How a Simple Household Annoyance Became a Awesome Business Idea

How a Simple Household Annoyance Became a Awesome Business Idea

With the holidays fast approaching, there are probably a number of things you’re dreading as you begin preparations for them. Jane Casey and Charlene Yeager, co-founders of Fancy Panz, believe they’ve found a solution to one of them in a common household annoyance.

The Birth of Fancy Panz: Solving a Household Annoyance

Although neither Casey nor Yeager was looking to invent a new product, it was an idea that suddenly sprung up from a common problem that had no clear-cut solution. As Jane explained, “I had the unsightly foil pans in my pantry. They’re hideous, but they’re convenient. That was really the dilemma: how do I dress up the foil pans?”

“I had the unsightly foil pans in my pantry. They’re hideous, but they’re convenient. That was really the dilemma: how do I dress up the foil pans?”

Because foil pans are so unattractive, people often opt not to use them and then encounter problems with preparing dishes for special occasions:
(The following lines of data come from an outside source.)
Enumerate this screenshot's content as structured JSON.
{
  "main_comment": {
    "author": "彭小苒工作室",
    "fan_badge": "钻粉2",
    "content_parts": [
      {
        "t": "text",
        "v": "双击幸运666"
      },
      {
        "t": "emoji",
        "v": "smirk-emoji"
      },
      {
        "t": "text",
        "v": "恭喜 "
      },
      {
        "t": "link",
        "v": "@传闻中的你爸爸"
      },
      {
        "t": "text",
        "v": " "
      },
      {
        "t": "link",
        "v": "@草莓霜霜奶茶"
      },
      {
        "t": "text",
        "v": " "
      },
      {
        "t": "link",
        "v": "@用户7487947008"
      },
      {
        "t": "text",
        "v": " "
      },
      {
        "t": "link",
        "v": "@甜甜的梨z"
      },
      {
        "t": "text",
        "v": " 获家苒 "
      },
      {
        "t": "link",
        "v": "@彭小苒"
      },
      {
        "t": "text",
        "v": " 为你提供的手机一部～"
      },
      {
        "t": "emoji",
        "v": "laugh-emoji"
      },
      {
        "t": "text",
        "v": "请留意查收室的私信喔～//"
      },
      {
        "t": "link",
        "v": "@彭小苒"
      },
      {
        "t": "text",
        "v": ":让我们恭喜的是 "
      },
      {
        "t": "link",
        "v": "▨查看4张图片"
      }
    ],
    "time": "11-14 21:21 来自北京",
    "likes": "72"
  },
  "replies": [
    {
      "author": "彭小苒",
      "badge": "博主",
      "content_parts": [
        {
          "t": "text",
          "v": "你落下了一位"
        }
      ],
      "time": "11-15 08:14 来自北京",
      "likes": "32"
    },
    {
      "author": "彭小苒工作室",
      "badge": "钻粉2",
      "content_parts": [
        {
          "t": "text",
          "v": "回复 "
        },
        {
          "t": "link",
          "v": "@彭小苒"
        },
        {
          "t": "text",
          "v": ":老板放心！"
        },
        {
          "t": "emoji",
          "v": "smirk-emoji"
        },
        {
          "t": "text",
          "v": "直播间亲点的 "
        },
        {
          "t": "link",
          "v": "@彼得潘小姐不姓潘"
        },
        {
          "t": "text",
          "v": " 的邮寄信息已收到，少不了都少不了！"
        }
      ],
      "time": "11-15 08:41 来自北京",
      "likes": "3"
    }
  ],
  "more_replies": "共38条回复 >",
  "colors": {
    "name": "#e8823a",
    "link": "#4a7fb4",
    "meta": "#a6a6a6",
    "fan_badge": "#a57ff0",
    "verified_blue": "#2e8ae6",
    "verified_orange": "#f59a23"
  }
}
  • Foil pans are often too difficult to travel with because they’re too flimsy on their own.
  • Then again, nicer-looking ceramic containers require more cleanup and, consequently, more time spent away from friends and family.
  • There’s also what Casey refers to as the “donation” (or is it “theft”?) of nice serving ware when you have no choice but to leave it behind because you have no alternative container (like a foil pan) to leave it in!

Casey discovered that there was no perfect Goldilocks solution available and so she decided to create her own. She called her sister Charlene and that’s when they got started.

Of course, as we all know, entrepreneurship is never easy--even if this isn’t your first new business venture (as was the case for these sisters). However, as Yeager said, “Everything is a learning experience for us.”

“Everything is a learning experience for us.”

What You Can Take Away from These Learning Experiences

As you can imagine, there was a lot to talk about with these pioneering sisters and business partners. They had a brilliant idea and both were new to the world of product development and fulfillment. If you want to hear more about Casey’ and Yeager’s adventures in entrepreneurship and lessons learned, listen to the podcast:

Here is a recap of some of the most interesting lessons they learned along the way:

Manufacturing

The very first mold built came out of China. Although everyone had said it was cheaper to do things there, they do regret not fully investigating whether that truly was the case. “Don’t just go on what you’ve heard. Make the phone calls. People are willing to help.”

“Don’t just go on what you’ve heard. Make the phone calls. People are willing to help.”

With little control over what was happening so far away and with a product that was relatively easy to construct, they later discovered that it was cheaper to handle manufacturing stateside.

Partnership

While you might think that co-founding a business with your sister (or any relative for that matter) is a bad idea, Casey and Yeager haven’t experienced problems. “We are probably the exception to the rule.”

“We are probably the exception to the rule.”

And what do they attribute to this frictionless business partnership? Well, they assessed each other’s strengths and trusted the other to handle those parts of the business. That’s why Jane manages most of the sales and speaking engagements whereas Charlene is more about tackling the behind-the-scenes operations.

The key here though really is trust. It doesn’t matter if your partner is your sister, your friend, or a total stranger. So long as you have trust that they’ll do the task given to them, do it to the best of their ability, and with the business’s best interests in mind, you should find the same level of success as these women have.

Marketing

Now, this is an interesting one. Although Fancy Panz does have an online presence with a website, Twitter, and Facebook page, marketing--at least in the traditional sense--has not really been part of their business strategy up until now.

Part of this is because they’re currently in the process of ramping up their inventory (which has already sold out). When you’re handling most aspects of your business, that’s to be expected.

However, there’s another reason for this and it’s a pretty unique one: they haven’t needed to go beyond word-of-mouth. They currently use sales reps located around the country to pitch their product to boutiques, big-box retailers, and so on. They also have over 2,000 brand “evangelists” who signed up for their emails over the last year or so, who are more than happy to spread the word to people they know. “There isn’t anything like our product.”

“There isn’t anything like our product.”

And that’s really the key. Since this isn’t something people might think to search for online and yet it’s a very common problem, they’ve been the most successful in attracting new business by putting their products front-and-center on retail shelves where it’s bound to attract attention.